Scanning XRF microscopy maps the elemental distribution in a sample by measuring the characteristic X-ray fluorescence emitted by the elements when excited by the focused X-ray beam. It provides quantitative information about the spatial distribution and concentration of elements with high sensitivity and specificity.

Scanning X-Ray Diffraction (XRD) Microscopy

Scanning XRD microscopy probes the local crystal structure and orientation of materials by measuring the diffraction patterns generated by the interaction of the focused X-ray beam with the sample. It enables the mapping of phase distributions, strain fields, and crystallographic orientations at the nanoscale.

Coherent X-Ray Imaging

Coherent X-ray imaging techniques, such as ptychography and Bragg coherent diffraction imaging (BCDI), exploit the coherence properties of X-rays to achieve ultra-high resolution imaging. These techniques can reconstruct the phase and amplitude of the X-ray wavefield scattered by the sample, enabling the visualization of nanoscale structures and defects with sub-10 nm resolution.

Applications of X-Ray Nanoprobes

X-ray nanoprobes find applications in a wide range of scientific fields, including materials science, nanotechnology, biology, and environmental sciences:

Materials Science

X-ray nanoprobes are extensively used in materials science to study the structure, composition, and properties of advanced materials at the nanoscale. They provide insights into the formation and evolution of nanostructures, defects, and interfaces, enabling the rational design and optimization of materials for various applications.


X-ray nanoprobes play a crucial role in the characterization and development of nanomaterials and nanodevices. They enable the visualization and analysis of individual nanoparticles, nanowires, and nanostructures, providing valuable information for the fabrication and performance optimization of nanoscale devices.

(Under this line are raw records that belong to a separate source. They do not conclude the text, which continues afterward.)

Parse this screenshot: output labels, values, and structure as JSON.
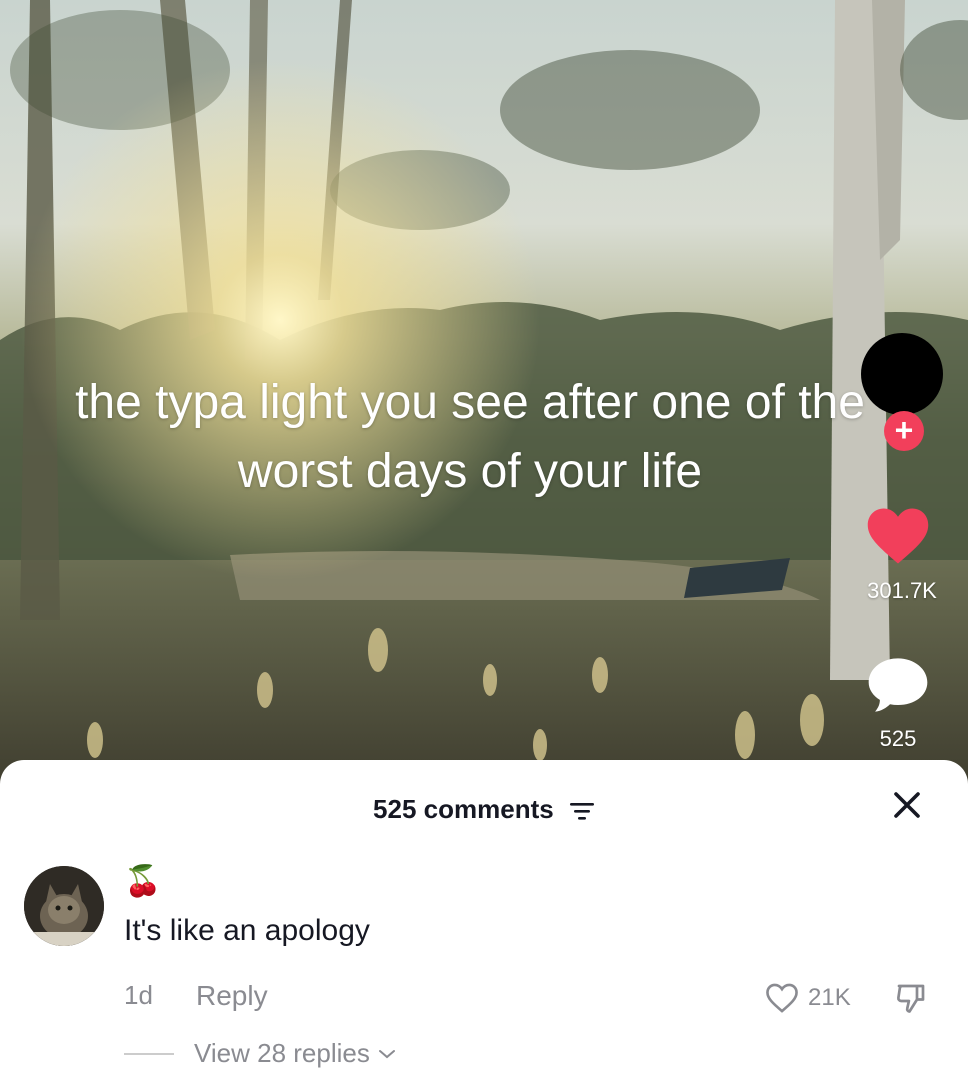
{
  "video": {
    "caption": "the typa light you see after one of the worst days of your life",
    "like_count": "301.7K",
    "comment_count": "525",
    "follow_symbol": "+"
  },
  "icons": {
    "like": "heart-icon",
    "comment": "speech-bubble-icon",
    "sort": "filter-lines-icon",
    "close": "close-x-icon",
    "dislike": "thumbs-down-icon",
    "chevron": "chevron-down-icon"
  },
  "colors": {
    "accent_red": "#f23f5b",
    "muted_text": "#8a8b91"
  },
  "comments_panel": {
    "title": "525 comments"
  },
  "comment": {
    "username_emoji": "🍒",
    "text": "It's like an apology",
    "age": "1d",
    "reply_label": "Reply",
    "like_count": "21K",
    "view_replies": "View 28 replies"
  }
}
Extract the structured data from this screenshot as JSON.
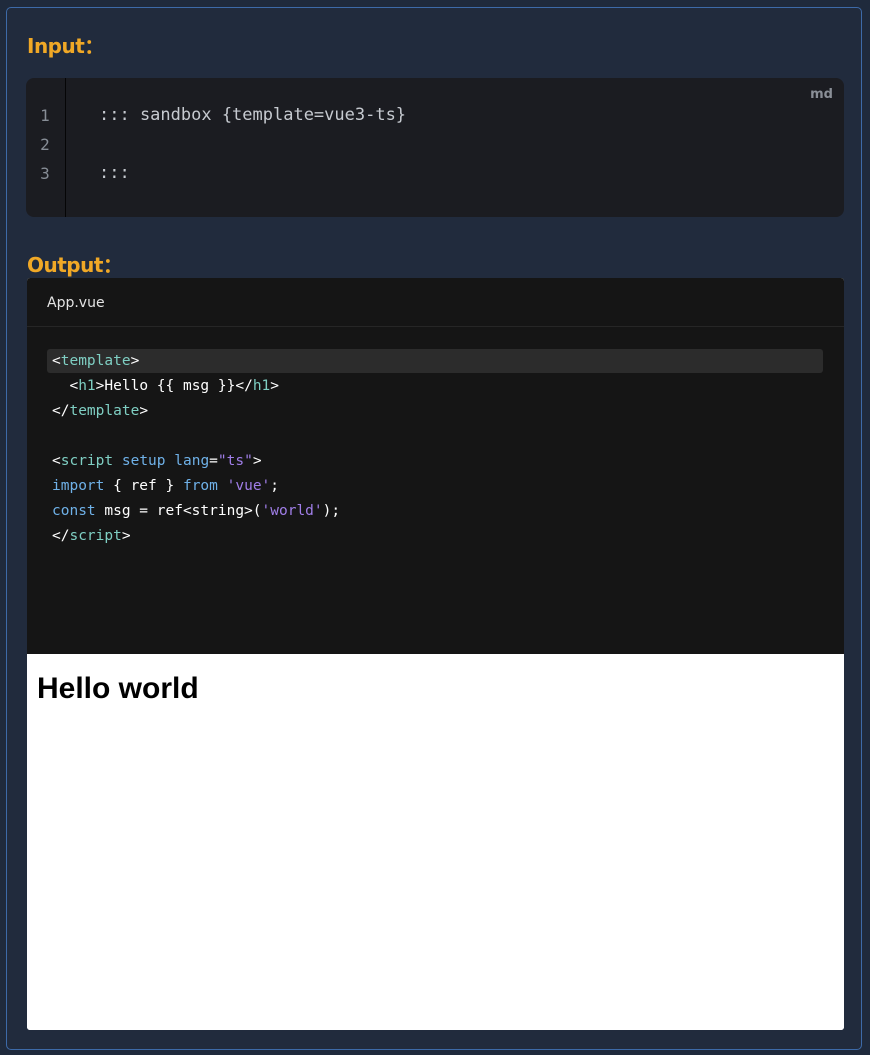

Biology and Life Sciences

X-ray nanoprobes are increasingly being applied in biology and life sciences to study the structure and function of biological systems at the nanoscale. They enable the imaging of cellular organelles, biomolecules, and tissue samples with high resolution and chemical specificity, contributing to the understanding of biological processes and the development of new therapies.

Environmental Sciences

X-ray nanoprobes are used in environmental sciences to study the fate and transport of pollutants, nanoparticles, and contaminants in natural systems. They provide insights into the interactions between nanomaterials and the environment, aiding in the assessment of potential risks and the development of remediation strategies.

Challenges and Future Perspectives

Despite the remarkable capabilities of X-ray nanoprobes, several challenges need to be addressed to further enhance their performance and expand their applications. One of the main challenges is the development of even more focused and brilliant X-ray sources to achieve higher spatial resolution and faster data acquisition. Additionally, advancements in detector technologies and data analysis methods are necessary to handle the increasing complexity and volume of data generated by X-ray nanoprobes.
Future research directions in X-ray nanoprobes include the integration of complementary imaging modalities, such as electron microscopy and super-resolution optical microscopy, to provide a more comprehensive understanding of materials at multiple length scales. The development of in situ and operando capabilities will enable the real-time observation of dynamic processes and reactions at the nanoscale. Furthermore, the application of machine learning and artificial intelligence techniques will facilitate the automated analysis and interpretation of the vast amounts of data generated by X-ray nanoprobes, accelerating scientific discoveries and technological innovations.

Further Reading

Current Opinion in Solid State & Materials Science, X-ray nanobeam diffraction imaging of materials